Koalas are marsupial mammals, which means that their young are born immature and that they develop further in the safety of a pouch, like kangaroos. They can grow to between 60 and 85 centimeters, or 24 and 33 inches, in length. They can weigh about 14 kilograms, or 31 pounds. Take a look below for 28 more fun and fascinating facts about koalas.
1. They have large noses that are either black or pink.
2. Wild koalas can live between 12 and 14 years. Captive koalas can live between 16 and 20 years, due to better living conditions.
3. They’re found in the eucalyptus forests of eastern Australia. They have grey fur with a cream colored chest and strong, clawed feet, which makes them perfect for living in trees.
4. Their offspring grow and develop in the pouch for about 6 months. Once they’re strong enough, they will ride around on their mother’s back for another 6 months, using the pouch to feed.
5. Koalas can eat up to 1 kilograms, or 2.2 pounds, of eucalyptus leaves in a day. They’re known as fussy eaters as they select the most nutritious and tastiest leaves from trees to eat.

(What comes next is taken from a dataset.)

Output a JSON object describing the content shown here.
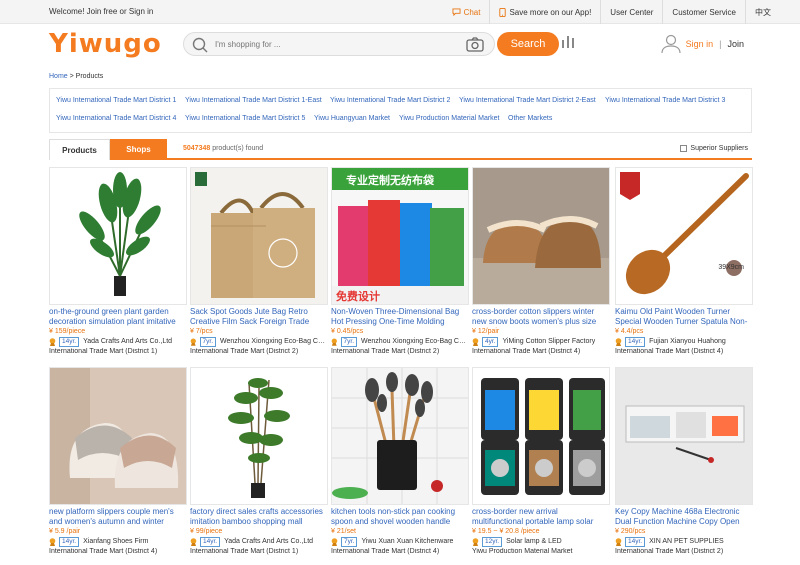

6. They almost never need to drink water as they get all of their water from the leaves the eat. When the food is scarce, they’ll drink water from streams and lakes.
7. They’re nocturnal, which means that they’re mostly active during the night. During the day, they sleep while being tucked into forks or nooks in trees. They’re known to sleep between 18 and 20 hours per day.
8. Koalas use several types of noises to communicate with each other. They usually rag and sometimes they sound like they’re snoring.
9. They have a scent gland on their chest that they rub against trees to mark their territory.
10. They only spend 15 minutes a day being social.
11. Koalas were heavily hunted until the 1920, when the Australian government began protecting them. With their new protected status, they have slowly began repopulating.
12. Due to the harvesting of eucalyptus trees, the koalas main habitat, their populations numbers have hit a hard top.
13. It’s estimated that there are less than 80,000 koalas in Australia today and it could be as low as 43,000 in a couple of years.
14. Eucalyptus is poisonous to most animals, but the koala’s digestive system creates a bacteria that redners the poison useless.
15. Like humans, koalas have fingerprints. They are the only other mammals, besides primates, to have them.
16. The brain size of modern koalas has reduced substantially from their ancestors, probably as an adaption to the low energy they get from their diets.
17. The world “koala” comes from the Dharug “gula.” Although the vowel “u” was originally written in the English orthography as “oo”, it was changed to “oa,” possibly in error.
18. Because of their resemblance to bears, it was often miscalled the koala bear, particularly by early settlers.
19. The first written reference of koalas was recorded by John Price, who was a servant of John Hunter, the Governor of New South Wales. Price encountered the “cullawine” on January 26, 1798, during an expedition to the Blue Mountains.
20. In 1802, French explorer Francis Louis Barrallier encountered koalas when his two Aboriginal guides, returning from a hunt, brought back two koala feet that they wanted to eat.
21. Botanist Robert Brown was the first to write a detailed scientific description of koalas in 1814, based on a female specimen captured ner what’s now Mount Kembla in the Illawarra region of New South Wales.
22. Koalas are featured in the Dreamtime stories and mythology of indigenous Australians. The Tharawal people believed that koalas helped row the boat that brought them to the continent.
23. Another myth from indigenous Australians stated how a tribe killed a koala and then used its long intensites to create a bridge for people from other parts of the world. The tory highlights the koala’s status as a game animal and the length of its intestines.
24. Tribes in both Queensland and Victoria saw the koala as a wise animal and sought its advice. The Bidjara speaking people credit the koala for turning barren lands into lush forests.
25. Early European settlers in Australia considered koalas to be prowling sloth-like animals with a fierce and menacing look.
26. The koala’s reputation changed at the beginning of the 20th century, largely because of their growing popularity and depiction in children’s stories.
27. The drop bear is an imaginary creature in contemporary Australian folklore that features a predatory, carnivorous version of the koala. The fake animal is commonly spoken about in tall tales that are designed to scare tourists.
28. Koalas were heavily hunted by European settlers in the early 20th century due to its thick and soft fur. It’s estimated that more than 2 million pelts left Australia by 1924. Koala pelts were very in demand for use in rugs, coat linings, muffs and trimming on women’s clothes.